Below there are representative explicit criticisms of non-Kantian theories, and there is much implicit criticism of them. Kant’s theory is discussed in some detail. Kant is used partly as a case study of the problems with all moral theories, and partly because he supplies effective criticisms of various alternative theories. So, in discussing Kant, representative explicit or implicit criticisms of other theories will be made.
The concentration on Kant is mainly because some aspects of his theory, and criticisms of other aspects, suggest how it might be revised so as to solve all epistemic problems with moral theories as far as is practicable — namely by rejecting and replacing moral theories.
Those revisions give us a new theory, unrecognisable as Kantian, applicable to what is normally seen as the so-called moral sphere. (This sphere obviously concerns acts such as murder, lying, selfishness and sex, but can also be defined broadly enough to include areas such as politics, law and economics. Also, where the authority or basis for a moral theory is believed to be religious, biological or whatever, those religious etc beliefs can be included in the sphere.) The new theory is also applicable beyond that sphere. The new theory is holistic. That is, it concerns all intended practices, e.g., in science, art, politics and sport, as well as in what is traditionally often seen as the moral sphere. The sphere covered by this theory is the broadest possible ‘how-should-one-live’ or ‘practical’ sphere.
So a more accurate term for the new theory is ‘a holistic practical theory’. This theory will be contrasted with moral theories. Only the former, I’ll argue, is epistemically justifiable.
Kant sometimes calls his theory concerning the so-called moral sphere, a ‘practical theory’. This is partly why I’m using the term ‘practical’ for the new theory, as his theory is partly based on a principle applicable beyond what is traditionally called the moral sphere. Yet Kant’s theory is not a holistic practical theory of the type discussed below. Kant does not go far enough, I’ll argue — not far enough to be epistemically justifiable. His theory is a mix of (1) what has traditionally been called a ‘moral theory’ and (2) epistemic ideas applicable outside of any such moral theory. (2) gives us scope to develop further those ideas, to help give us the holistic epistemic practical theory advocated below.
In this book, terms such as ‘moral theory’ will mean a prescriptive  theory based at least partly on some moral concept(s). Moral concepts include: fairness, justice, freedom, selfishness, power, patriotism, virtue, well-being, happiness, equality and Kant’s ‘respect for persons’.
That holistic epistemic practical theory is not based on any moral concept. So, via the above definitions, it is not a moral theory.

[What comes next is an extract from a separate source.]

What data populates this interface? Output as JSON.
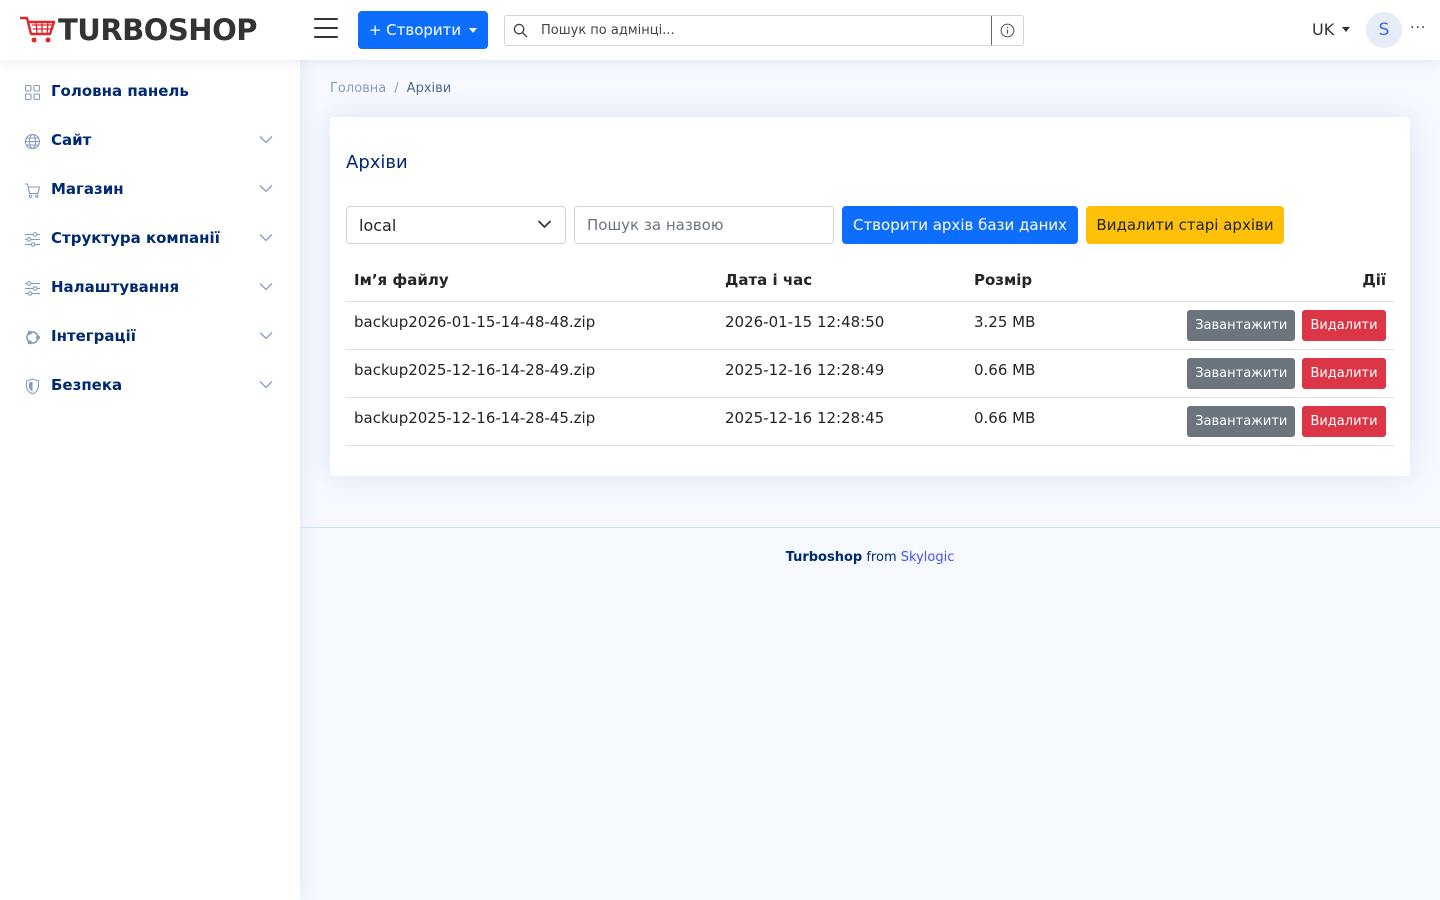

Next, Part I’s attacks on all moral theories. Then, Part II will argue that moral theories can be replaced by an epistemically justifiable theory. (For readers primarily interested in the positive arguments, or the new theory, or readers only wanting a mostly positive discussion which is as simple as is reasonable, Part I could be ignored — except for Part I, Chapter I, Section 1. Part II, along with that section, stands on its own sufficiently for it to be understandable. Similarly, for readers not interested in the concentrated discussion of Kant, the discussion of non-Kantian theories implies sufficient criticisms of  Kant’s moral concepts, and for such readers or readers only wanting a mostly positive but somewhat negative discussion which is as simple as is consistent with not oversimplifying — Part I’s  chapters/sections with titles stating they concern Kant can be ignored, except that, for readers interested in criticisms of moral theories in general, Part I, Chapter 3, Section 1 gives some such criticisms as made by Kant. That section tends not to discuss Kant’s theory as such, or presuppose knowledge of Kant’s theory. The theory argued for in Part II was originally developed independently of Kant, and can be understood without any knowledge of Kant.)

The rest of the book is at any of the URLs given at the start.